Bring together all lines from the listing below that contain the string "Lucernario".

——————

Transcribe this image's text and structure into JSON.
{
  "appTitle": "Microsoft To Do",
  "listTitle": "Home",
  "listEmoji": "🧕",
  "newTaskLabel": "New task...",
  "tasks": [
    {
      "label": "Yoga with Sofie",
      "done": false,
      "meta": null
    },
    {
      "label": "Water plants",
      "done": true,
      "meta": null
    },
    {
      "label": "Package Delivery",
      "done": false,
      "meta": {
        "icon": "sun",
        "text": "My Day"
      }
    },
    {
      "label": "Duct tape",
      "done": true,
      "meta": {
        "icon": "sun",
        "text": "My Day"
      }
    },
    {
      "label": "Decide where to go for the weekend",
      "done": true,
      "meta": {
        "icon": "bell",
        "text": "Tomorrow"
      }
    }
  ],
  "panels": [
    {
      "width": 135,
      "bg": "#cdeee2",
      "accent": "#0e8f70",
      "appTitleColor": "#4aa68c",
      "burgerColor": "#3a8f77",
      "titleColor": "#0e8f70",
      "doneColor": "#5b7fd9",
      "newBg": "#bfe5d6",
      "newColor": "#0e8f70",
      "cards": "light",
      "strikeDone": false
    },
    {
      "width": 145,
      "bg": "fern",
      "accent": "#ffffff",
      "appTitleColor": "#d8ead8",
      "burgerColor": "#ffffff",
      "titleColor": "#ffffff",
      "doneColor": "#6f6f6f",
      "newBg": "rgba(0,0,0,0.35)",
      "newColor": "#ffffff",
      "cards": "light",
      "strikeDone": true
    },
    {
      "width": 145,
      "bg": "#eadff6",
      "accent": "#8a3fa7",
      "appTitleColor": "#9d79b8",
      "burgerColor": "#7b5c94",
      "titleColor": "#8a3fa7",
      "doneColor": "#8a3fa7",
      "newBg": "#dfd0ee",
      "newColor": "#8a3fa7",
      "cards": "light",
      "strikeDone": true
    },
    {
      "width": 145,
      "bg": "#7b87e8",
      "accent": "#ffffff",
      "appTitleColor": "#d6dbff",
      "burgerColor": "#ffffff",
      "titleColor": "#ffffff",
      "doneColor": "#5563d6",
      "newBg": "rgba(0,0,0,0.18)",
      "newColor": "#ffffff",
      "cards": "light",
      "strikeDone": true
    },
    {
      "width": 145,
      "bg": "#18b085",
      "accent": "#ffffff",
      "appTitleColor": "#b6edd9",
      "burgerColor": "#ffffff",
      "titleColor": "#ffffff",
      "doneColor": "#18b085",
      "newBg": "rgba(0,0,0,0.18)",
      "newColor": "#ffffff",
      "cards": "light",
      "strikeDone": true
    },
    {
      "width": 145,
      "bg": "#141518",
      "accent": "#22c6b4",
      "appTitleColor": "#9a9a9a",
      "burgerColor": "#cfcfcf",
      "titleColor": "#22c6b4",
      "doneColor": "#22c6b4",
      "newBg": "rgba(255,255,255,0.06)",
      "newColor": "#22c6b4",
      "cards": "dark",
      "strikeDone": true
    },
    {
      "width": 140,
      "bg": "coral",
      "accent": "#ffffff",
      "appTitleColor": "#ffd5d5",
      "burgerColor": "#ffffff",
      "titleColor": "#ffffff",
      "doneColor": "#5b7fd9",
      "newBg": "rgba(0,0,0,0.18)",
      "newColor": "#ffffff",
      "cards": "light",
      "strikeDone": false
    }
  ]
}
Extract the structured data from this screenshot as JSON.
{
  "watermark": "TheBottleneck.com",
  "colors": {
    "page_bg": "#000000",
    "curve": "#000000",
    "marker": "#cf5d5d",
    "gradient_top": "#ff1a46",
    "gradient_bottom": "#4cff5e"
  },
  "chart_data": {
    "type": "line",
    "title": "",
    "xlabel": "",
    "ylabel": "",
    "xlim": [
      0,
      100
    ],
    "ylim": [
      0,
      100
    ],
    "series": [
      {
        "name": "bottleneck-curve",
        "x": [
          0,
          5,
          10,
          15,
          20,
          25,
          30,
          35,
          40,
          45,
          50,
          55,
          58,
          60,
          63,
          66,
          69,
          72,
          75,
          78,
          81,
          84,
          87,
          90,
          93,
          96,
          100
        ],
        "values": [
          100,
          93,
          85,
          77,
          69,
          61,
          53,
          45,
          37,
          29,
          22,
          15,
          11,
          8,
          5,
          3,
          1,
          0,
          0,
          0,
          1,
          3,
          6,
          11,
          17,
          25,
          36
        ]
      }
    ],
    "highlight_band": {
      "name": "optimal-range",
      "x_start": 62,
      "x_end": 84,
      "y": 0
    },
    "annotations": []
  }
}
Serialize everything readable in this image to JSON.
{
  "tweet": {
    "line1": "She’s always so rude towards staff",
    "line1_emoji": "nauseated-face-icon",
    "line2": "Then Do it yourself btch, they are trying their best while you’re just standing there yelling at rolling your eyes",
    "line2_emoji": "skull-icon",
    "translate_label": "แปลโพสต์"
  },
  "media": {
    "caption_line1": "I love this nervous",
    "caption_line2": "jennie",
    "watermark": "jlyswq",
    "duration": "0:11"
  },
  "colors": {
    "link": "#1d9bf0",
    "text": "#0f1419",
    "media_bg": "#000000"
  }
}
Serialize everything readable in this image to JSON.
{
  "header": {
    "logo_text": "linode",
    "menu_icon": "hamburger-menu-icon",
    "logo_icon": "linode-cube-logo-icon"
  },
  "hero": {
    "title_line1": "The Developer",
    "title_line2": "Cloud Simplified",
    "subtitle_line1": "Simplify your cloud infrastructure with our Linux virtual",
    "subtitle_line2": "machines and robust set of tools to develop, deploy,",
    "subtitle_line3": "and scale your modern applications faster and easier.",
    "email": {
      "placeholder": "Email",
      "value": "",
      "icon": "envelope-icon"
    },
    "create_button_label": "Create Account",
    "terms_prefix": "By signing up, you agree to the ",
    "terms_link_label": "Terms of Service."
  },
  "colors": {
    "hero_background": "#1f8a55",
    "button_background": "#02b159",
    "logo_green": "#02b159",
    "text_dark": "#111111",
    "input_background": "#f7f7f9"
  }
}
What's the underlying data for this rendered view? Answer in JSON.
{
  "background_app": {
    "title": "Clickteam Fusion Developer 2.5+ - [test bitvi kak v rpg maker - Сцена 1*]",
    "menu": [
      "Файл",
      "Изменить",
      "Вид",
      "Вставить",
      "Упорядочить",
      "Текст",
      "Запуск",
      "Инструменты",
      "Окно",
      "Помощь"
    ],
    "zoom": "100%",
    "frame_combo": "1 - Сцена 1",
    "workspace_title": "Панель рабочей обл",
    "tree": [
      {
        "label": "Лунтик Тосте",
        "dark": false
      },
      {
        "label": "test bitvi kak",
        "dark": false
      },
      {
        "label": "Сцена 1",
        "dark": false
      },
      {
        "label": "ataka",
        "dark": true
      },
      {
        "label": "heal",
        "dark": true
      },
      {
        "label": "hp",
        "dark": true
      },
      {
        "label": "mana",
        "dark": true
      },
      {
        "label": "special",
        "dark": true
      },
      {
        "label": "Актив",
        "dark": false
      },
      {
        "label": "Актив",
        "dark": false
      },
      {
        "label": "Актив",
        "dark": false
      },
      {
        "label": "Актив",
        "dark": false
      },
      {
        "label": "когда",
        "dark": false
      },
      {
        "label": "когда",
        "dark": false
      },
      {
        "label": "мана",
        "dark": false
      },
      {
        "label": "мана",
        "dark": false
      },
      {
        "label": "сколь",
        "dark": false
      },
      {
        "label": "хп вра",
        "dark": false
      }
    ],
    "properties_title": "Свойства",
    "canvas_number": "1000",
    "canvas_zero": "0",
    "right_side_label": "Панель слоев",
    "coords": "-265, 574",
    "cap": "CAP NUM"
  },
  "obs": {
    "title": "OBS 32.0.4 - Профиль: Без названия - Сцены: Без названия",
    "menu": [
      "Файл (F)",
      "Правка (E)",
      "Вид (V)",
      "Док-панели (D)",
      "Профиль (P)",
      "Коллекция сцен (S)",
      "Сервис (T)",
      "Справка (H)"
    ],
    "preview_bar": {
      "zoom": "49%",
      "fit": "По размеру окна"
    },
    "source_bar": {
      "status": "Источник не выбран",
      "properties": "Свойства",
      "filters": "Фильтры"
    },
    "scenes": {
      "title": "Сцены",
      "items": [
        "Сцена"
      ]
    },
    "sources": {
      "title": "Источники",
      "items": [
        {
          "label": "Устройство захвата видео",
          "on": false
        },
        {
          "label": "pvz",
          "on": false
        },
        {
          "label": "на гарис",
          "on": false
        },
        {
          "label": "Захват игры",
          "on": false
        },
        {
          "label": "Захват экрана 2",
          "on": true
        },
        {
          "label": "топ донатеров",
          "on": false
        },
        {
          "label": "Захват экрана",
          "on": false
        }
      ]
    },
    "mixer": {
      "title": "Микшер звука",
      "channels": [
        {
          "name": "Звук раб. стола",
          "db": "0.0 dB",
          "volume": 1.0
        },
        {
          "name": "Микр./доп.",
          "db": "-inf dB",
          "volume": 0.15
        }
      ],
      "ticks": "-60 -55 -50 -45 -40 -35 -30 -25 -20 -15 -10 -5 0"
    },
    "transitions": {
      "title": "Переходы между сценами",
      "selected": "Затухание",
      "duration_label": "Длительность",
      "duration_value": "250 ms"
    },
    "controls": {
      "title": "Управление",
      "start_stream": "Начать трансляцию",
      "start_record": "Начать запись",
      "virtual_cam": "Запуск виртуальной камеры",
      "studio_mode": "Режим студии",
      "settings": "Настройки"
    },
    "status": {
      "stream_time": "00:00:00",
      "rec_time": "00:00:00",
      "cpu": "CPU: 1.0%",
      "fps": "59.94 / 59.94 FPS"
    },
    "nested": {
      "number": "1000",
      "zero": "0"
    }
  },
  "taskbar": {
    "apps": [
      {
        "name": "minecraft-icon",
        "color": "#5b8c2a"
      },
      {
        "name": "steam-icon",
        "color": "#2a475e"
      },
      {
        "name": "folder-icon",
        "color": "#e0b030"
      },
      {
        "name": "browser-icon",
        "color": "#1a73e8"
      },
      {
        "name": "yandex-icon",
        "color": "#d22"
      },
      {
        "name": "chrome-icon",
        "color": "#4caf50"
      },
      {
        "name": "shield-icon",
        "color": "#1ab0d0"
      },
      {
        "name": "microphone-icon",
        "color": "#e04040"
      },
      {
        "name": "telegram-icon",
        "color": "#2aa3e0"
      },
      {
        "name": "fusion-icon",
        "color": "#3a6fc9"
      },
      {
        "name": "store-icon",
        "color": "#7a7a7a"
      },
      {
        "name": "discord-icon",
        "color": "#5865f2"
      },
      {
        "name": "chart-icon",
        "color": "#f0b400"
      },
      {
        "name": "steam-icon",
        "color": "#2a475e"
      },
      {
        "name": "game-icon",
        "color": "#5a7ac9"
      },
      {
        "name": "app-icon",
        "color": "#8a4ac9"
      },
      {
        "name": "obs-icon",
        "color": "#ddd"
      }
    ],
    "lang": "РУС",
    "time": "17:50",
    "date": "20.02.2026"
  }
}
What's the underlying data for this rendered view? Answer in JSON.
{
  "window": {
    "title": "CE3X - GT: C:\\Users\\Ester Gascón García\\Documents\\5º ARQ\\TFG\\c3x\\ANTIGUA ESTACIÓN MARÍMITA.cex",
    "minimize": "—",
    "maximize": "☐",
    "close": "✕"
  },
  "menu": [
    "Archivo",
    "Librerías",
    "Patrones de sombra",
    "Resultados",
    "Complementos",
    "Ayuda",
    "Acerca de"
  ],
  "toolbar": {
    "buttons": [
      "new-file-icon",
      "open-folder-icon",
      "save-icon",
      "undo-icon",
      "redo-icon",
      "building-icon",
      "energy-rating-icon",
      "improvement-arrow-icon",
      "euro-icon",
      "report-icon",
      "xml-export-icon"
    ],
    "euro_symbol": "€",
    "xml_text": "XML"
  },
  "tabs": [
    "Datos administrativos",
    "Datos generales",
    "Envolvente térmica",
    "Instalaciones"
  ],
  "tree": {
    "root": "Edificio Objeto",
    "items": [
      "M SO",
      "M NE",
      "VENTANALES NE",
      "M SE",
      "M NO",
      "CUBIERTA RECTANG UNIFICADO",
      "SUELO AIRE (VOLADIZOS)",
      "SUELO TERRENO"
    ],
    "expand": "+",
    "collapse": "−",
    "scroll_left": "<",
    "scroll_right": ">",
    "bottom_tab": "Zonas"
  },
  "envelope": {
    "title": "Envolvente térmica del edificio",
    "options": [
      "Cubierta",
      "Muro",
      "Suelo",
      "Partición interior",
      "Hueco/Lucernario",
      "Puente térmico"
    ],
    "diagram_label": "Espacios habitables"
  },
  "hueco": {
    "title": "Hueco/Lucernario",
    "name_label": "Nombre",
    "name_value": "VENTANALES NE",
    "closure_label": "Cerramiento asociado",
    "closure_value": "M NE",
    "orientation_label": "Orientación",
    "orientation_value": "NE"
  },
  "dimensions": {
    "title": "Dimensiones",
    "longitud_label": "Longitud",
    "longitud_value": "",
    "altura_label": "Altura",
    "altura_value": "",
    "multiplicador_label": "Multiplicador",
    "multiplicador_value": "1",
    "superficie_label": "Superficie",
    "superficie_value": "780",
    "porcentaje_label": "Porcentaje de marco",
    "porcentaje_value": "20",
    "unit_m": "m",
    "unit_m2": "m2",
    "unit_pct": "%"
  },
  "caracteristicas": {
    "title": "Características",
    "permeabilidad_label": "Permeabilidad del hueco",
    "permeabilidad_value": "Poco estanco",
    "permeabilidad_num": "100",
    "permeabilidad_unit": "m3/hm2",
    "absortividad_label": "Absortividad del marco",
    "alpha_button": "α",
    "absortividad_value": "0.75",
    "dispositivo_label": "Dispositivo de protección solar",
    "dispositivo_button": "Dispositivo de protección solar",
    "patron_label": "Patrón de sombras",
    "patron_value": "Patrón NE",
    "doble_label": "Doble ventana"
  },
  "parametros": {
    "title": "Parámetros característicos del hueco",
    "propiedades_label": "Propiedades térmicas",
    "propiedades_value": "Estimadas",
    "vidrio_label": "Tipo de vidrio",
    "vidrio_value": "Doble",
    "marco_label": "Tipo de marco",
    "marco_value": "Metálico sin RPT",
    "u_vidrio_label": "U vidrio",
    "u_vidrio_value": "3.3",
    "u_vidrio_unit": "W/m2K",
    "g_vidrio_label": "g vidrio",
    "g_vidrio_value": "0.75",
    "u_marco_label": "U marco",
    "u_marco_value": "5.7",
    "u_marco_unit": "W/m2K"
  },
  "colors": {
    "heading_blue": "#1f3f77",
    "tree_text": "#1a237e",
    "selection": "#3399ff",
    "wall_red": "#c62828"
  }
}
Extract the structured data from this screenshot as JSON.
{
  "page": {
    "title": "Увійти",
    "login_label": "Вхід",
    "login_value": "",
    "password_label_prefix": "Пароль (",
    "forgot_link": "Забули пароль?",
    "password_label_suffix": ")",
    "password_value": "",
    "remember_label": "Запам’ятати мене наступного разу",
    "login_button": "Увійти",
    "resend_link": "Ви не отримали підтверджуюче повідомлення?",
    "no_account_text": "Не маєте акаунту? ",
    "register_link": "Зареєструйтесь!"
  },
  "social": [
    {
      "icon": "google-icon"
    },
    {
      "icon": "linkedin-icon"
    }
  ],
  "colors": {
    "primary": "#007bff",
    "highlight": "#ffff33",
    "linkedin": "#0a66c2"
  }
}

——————

## Reply:
      "Hueco/Lucernario",
    "title": "Hueco/Lucernario",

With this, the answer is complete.